  • support of U.S. industries that develop or use advanced cryogenics and cryogenic sensors

News and Updates

Shedding Light on Dark Matter with SQUIDs

Perhaps fortunately, most folks haven't noticed that 85% of the Milky Way is missing: The kind of familiar, ordinary matter we know – made up of protons

Projects and Programs

Novel Devices

Emerging devices such as parametric amplifiers can provide new capabilities for cryogenic sensor systems. The Quantum Sensors Group is studying a range of new

Cryogenics

Low temperatures suppress noise and make quantum phenomena accessible. As a result, cryogenics play a crucial role in precision measurements.

Quantum Microcalorimeters

Superconducting devices at very low temperatures can be used to measure very small amounts of energy. Using this effect, the Quantum Sensors Group is building

Fabrication

The application of modern micro- and nanofabrication techniques to superconducting and cryogenic electronics is enabling new capabilities and applications.

Publications

Design of a 3000 pixel transition-edge sensor x-ray spectrometer for microcircuit tomography

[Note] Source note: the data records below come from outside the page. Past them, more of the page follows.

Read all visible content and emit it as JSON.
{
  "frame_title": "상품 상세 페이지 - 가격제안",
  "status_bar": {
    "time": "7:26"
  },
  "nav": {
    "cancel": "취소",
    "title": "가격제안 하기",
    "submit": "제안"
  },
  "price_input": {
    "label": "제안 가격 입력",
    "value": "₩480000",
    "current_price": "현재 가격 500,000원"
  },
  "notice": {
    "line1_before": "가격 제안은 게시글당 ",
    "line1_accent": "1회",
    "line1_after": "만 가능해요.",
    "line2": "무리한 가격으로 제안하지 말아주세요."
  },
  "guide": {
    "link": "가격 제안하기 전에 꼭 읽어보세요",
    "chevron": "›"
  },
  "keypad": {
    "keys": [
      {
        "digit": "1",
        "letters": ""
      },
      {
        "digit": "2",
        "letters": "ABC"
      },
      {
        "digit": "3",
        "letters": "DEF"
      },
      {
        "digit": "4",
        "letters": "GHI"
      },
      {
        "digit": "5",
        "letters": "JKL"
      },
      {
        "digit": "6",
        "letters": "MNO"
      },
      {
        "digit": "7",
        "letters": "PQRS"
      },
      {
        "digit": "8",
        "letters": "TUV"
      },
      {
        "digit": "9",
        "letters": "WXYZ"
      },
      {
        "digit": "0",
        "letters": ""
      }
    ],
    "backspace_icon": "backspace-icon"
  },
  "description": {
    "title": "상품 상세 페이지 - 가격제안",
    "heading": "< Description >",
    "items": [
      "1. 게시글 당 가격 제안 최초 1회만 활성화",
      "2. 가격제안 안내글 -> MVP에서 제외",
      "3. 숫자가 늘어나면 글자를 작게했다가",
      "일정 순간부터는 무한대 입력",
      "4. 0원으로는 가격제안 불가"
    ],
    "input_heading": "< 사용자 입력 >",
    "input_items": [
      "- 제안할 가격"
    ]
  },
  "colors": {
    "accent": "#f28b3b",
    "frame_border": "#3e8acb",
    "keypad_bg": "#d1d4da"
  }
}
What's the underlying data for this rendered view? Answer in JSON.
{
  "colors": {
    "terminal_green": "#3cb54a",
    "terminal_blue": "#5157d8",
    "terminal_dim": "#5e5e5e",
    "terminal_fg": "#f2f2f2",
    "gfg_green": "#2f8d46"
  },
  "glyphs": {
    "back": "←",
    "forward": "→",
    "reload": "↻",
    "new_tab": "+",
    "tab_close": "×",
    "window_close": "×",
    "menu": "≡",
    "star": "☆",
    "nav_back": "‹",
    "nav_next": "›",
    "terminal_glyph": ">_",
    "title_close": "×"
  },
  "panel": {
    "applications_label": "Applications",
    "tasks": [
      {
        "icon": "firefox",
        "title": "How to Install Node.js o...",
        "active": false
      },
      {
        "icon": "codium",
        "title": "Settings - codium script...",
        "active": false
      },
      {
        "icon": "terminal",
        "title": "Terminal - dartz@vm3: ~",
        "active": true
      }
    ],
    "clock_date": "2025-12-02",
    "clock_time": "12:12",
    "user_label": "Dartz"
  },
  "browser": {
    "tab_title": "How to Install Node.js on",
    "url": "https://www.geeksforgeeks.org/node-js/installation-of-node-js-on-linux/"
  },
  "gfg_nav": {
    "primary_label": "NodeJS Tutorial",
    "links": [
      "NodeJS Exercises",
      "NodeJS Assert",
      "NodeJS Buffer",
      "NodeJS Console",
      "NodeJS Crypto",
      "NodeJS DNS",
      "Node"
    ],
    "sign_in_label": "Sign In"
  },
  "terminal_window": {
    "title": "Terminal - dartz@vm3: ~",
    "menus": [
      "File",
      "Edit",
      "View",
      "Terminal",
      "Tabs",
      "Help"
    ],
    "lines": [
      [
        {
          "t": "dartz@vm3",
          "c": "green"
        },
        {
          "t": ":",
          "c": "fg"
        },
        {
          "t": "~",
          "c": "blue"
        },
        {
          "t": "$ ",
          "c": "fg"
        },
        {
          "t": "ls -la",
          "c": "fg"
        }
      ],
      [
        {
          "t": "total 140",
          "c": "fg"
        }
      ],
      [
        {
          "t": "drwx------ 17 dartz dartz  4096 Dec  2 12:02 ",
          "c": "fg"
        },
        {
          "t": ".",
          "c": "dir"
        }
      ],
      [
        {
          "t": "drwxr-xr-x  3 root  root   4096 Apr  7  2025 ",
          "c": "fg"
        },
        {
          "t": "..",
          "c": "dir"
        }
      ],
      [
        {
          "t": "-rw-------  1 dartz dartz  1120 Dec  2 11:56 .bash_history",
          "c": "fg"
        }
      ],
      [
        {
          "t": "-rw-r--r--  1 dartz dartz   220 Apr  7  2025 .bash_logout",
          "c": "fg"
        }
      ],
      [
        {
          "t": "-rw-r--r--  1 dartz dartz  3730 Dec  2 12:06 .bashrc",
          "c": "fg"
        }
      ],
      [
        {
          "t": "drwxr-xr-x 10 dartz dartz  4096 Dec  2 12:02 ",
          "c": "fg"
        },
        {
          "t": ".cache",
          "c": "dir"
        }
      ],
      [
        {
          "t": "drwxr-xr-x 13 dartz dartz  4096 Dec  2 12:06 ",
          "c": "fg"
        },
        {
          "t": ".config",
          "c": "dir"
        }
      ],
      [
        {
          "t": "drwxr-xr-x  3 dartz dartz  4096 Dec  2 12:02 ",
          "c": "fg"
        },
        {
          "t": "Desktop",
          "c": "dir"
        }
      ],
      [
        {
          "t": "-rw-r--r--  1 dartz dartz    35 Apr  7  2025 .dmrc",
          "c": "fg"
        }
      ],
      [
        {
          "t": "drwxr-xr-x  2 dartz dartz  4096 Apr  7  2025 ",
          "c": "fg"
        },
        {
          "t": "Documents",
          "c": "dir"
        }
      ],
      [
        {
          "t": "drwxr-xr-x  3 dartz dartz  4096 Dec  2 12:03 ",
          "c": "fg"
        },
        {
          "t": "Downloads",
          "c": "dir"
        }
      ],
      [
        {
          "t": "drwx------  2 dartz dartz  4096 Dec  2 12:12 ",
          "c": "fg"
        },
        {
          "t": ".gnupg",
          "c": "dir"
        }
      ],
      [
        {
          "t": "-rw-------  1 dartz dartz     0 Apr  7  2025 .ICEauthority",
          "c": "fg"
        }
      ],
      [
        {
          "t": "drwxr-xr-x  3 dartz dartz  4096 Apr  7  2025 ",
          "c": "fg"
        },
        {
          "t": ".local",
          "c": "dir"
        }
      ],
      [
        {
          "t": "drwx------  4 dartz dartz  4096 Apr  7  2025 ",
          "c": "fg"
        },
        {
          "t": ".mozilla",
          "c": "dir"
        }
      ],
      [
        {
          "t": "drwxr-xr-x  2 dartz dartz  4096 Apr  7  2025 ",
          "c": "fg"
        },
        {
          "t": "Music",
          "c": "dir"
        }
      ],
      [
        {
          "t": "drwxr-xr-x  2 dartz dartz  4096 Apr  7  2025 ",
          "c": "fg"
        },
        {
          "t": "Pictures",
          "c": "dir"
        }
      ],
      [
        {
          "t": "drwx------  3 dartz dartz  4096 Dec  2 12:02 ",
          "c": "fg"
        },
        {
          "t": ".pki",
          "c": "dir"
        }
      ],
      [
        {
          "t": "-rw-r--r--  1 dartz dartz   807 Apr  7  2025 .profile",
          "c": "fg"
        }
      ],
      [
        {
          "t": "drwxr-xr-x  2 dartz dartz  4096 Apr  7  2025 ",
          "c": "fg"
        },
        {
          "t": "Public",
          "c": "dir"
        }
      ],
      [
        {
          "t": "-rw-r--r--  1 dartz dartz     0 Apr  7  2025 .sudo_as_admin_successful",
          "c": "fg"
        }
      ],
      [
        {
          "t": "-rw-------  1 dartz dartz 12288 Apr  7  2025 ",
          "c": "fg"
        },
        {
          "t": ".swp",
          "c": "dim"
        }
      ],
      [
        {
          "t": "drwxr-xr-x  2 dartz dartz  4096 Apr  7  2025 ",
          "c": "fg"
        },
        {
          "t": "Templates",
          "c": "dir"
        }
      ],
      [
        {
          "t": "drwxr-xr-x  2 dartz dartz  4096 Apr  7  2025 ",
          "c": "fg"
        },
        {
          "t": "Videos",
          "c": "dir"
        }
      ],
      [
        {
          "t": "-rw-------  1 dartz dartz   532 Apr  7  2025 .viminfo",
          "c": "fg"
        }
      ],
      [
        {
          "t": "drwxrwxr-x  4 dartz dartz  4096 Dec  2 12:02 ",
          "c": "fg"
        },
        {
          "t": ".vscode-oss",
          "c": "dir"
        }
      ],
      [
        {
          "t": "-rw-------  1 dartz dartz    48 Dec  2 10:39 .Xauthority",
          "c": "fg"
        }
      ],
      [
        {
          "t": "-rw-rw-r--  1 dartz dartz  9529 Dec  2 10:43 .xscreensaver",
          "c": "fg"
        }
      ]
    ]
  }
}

Author(s)
Paul Szypryt, Douglas Bennett, William J. Boone, Amber L. Dagel, G Dalton, William Doriese, Malcolm Durkin, Joseph Fowler, Edward Garboczi, Jonathon D. Gard, Gene Hilton, Jozsef Imrek, E S. Jimenez, Vincent Y. Kotsubo, K Larson, Zachary H. Levine, John Mates, D McArthur, Kelsey Morgan, Nathan J. Nakamura, Galen O'Neil, Nathan Ortiz, Christine G. Pappas, Carl Reintsema, Dan Schmidt, Daniel Swetz, K R. Thompson, Joel Ullom, C Walker, Joel C. Weber, Abigail Wessels, J W. Wheeler
Feature sizes in integrated circuits have decreased substantially over time, and it has become increasingly difficult to three-dimensionally image these complex

Absolute energies and emission line shapes of the x-ray lines of lanthanide metals

Author(s)
Joseph Fowler, Galen O'Neil, Bradley K. Alpert, Douglas Bennett, Edward V. Denison, William Doriese, Gene Hilton, Lawrence T. Hudson, Young I. Joe, Kelsey Morgan, Daniel Schmidt, Daniel Swetz, Csilla I. Szabo-Foster, Joel Ullom
We use an array of transition-edge sensors, cryogenic microcalorimeters with 4 eV energy resolution, to measure the x-ray emission-line profiles of four

Awards

Contacts

Group Leader